Exercise objective. Write the records out exactly, so that no picture remains in the copy.

The input.
* * * * * * * * *

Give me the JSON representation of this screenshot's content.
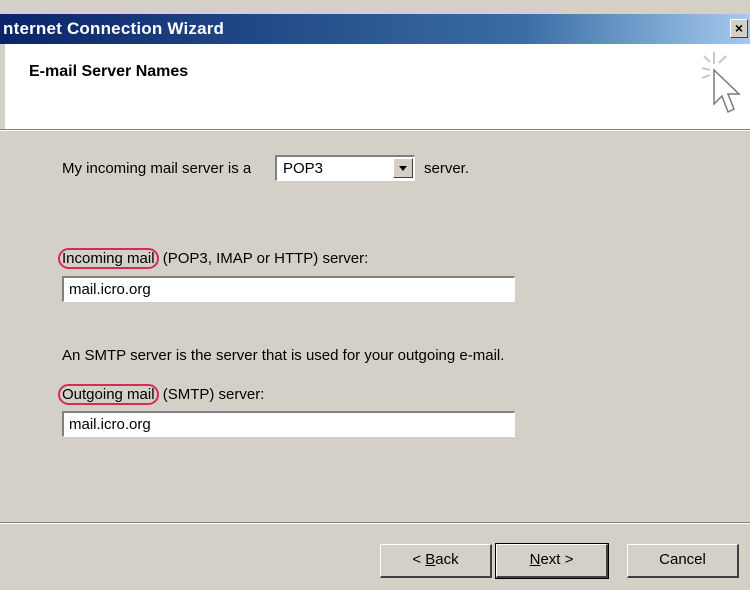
{
  "window": {
    "title": "nternet Connection Wizard",
    "close_glyph": "×"
  },
  "header": {
    "title": "E-mail Server Names",
    "icon": "wizard-cursor-icon"
  },
  "server_type": {
    "prefix": "My incoming mail server is a",
    "selected": "POP3",
    "suffix": "server."
  },
  "incoming": {
    "label_circled": "Incoming mail",
    "label_rest": " (POP3, IMAP or HTTP) server:",
    "value": "mail.icro.org"
  },
  "smtp_note": "An SMTP server is the server that is used for your outgoing e-mail.",
  "outgoing": {
    "label_circled": "Outgoing mail",
    "label_rest": " (SMTP) server:",
    "value": "mail.icro.org"
  },
  "buttons": {
    "back_prefix": "< ",
    "back_mnemonic": "B",
    "back_rest": "ack",
    "next_mnemonic": "N",
    "next_rest": "ext >",
    "cancel": "Cancel"
  },
  "colors": {
    "titlebar_start": "#0a246a",
    "titlebar_end": "#a6caf0",
    "highlight_circle": "#d22e55",
    "dialog_face": "#d4d0c8"
  }
}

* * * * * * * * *

Expected answer.
Give me the JSON representation of this screenshot's content.
{
  "window": {
    "title": "nternet Connection Wizard",
    "close_glyph": "×"
  },
  "header": {
    "title": "E-mail Server Names",
    "icon": "wizard-cursor-icon"
  },
  "server_type": {
    "prefix": "My incoming mail server is a",
    "selected": "POP3",
    "suffix": "server."
  },
  "incoming": {
    "label_circled": "Incoming mail",
    "label_rest": " (POP3, IMAP or HTTP) server:",
    "value": "mail.icro.org"
  },
  "smtp_note": "An SMTP server is the server that is used for your outgoing e-mail.",
  "outgoing": {
    "label_circled": "Outgoing mail",
    "label_rest": " (SMTP) server:",
    "value": "mail.icro.org"
  },
  "buttons": {
    "back_prefix": "< ",
    "back_mnemonic": "B",
    "back_rest": "ack",
    "next_mnemonic": "N",
    "next_rest": "ext >",
    "cancel": "Cancel"
  },
  "colors": {
    "titlebar_start": "#0a246a",
    "titlebar_end": "#a6caf0",
    "highlight_circle": "#d22e55",
    "dialog_face": "#d4d0c8"
  }
}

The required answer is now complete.